Cerner, which provides electronic health records, is set to acquire the healthcare information technology business off of Siemens at the tune of $1.3 billion.
The valuation comes from just over one times the sales of the Siemens division.
Neal Patterson, the head of Cerner, is looking forward to what it can provide to his already impressive company. Patterson outlines the fact that his company is already the largest IT company, but with size comes the opportunity to grow. “We think scale is important. We were the largest IT company but this gets us a bigger, better business platform. We’ll have a combined $650 million [in research and development] to spend and we think the future of healthcare computing is driven around the ability to innovate. This kind of preserves our ability to spend heavily in innovation and IT certainly for the rest of this decade.” The importance of scale is undeniable as bigger companies have lower costs per action through more numbers, it also allows them to think big, and act big in the areas they feel are important, which in this case is innovation.

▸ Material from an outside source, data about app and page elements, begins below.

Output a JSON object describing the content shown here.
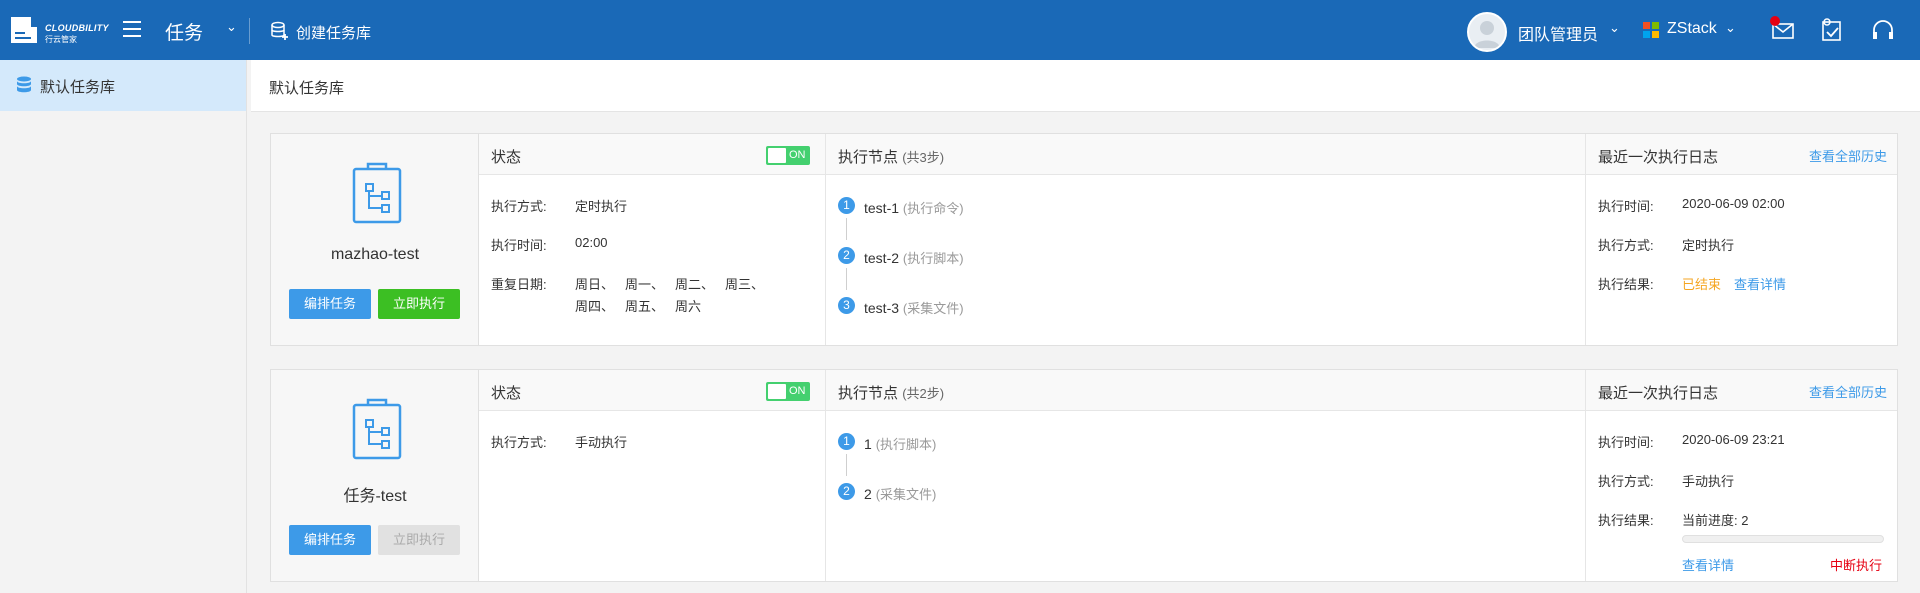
{
  "topbar": {
    "brand": "CLOUDBILITY",
    "brand_sub": "行云管家",
    "app_title": "任务",
    "create_lib": "创建任务库",
    "user_name": "团队管理员",
    "org_name": "ZStack",
    "colors": {
      "bar": "#1a69b7",
      "badge": "#e60012"
    },
    "icons": [
      "menu-icon",
      "database-add-icon",
      "mail-icon",
      "task-check-icon",
      "headset-icon"
    ]
  },
  "sidebar": {
    "items": [
      {
        "label": "默认任务库",
        "icon": "database-icon",
        "active": true
      }
    ]
  },
  "main": {
    "title": "默认任务库",
    "labels": {
      "status": "状态",
      "toggle_on": "ON",
      "exec_nodes": "执行节点",
      "recent_log": "最近一次执行日志",
      "view_all_history": "查看全部历史",
      "exec_mode": "执行方式:",
      "exec_time": "执行时间:",
      "repeat_days": "重复日期:",
      "exec_result": "执行结果:",
      "edit_task": "编排任务",
      "run_now": "立即执行",
      "view_detail": "查看详情"
    },
    "tasks": [
      {
        "name": "mazhao-test",
        "exec_mode": "定时执行",
        "exec_time": "02:00",
        "repeat_days": [
          "周日、",
          "周一、",
          "周二、",
          "周三、",
          "周四、",
          "周五、",
          "周六"
        ],
        "steps_count": "(共3步)",
        "steps": [
          {
            "num": "1",
            "name": "test-1",
            "type": "(执行命令)"
          },
          {
            "num": "2",
            "name": "test-2",
            "type": "(执行脚本)"
          },
          {
            "num": "3",
            "name": "test-3",
            "type": "(采集文件)"
          }
        ],
        "log": {
          "time": "2020-06-09 02:00",
          "mode": "定时执行",
          "result": "已结束"
        },
        "run_enabled": true
      },
      {
        "name": "任务-test",
        "exec_mode": "手动执行",
        "steps_count": "(共2步)",
        "steps": [
          {
            "num": "1",
            "name": "1",
            "type": "(执行脚本)"
          },
          {
            "num": "2",
            "name": "2",
            "type": "(采集文件)"
          }
        ],
        "log": {
          "time": "2020-06-09 23:21",
          "mode": "手动执行",
          "result_prefix": "当前进度:",
          "progress_value": "2",
          "interrupt": "中断执行"
        },
        "run_enabled": false
      }
    ]
  }
}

With the competition in the health IT industry being so stifling, this should give Cerner the ability to continue to compete with industry rivals such as, Epic Systems, AthenaHealth, AllScripts, NantHealth, and Flatiron Health.

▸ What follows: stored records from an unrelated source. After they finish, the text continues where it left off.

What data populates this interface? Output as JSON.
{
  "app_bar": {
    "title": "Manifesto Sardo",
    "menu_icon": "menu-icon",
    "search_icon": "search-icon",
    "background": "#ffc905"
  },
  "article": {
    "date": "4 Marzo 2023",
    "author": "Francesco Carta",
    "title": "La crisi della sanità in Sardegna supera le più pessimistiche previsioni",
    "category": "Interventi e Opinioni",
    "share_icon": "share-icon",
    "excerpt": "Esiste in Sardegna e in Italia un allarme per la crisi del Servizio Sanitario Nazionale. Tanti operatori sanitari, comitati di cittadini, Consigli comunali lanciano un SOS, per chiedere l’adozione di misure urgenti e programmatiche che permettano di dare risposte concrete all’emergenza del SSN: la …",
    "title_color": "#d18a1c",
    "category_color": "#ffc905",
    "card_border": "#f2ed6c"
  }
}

While some would argue the strategy of acquisition on the basis that Cerner would have captured business from Siemens organically without the big buyout, Patterson defends the deal thoroughly. He does so by agreeing with the fact that Cerner would be capable of capturing some of that business over the next decade, but they would not capture all of it. It would be better for the company to be able to obtain said business and look to expanding it instead.
Pattern also outlined the fact that Cerner is purchasing a business that is within their exact expertise, there should not a prolonged integration period. By tacking on a piece of business that is already in their line of work, it could be similarly related to adding a motor to a row boat. It just gives them a boost.
See the original article from Forbes.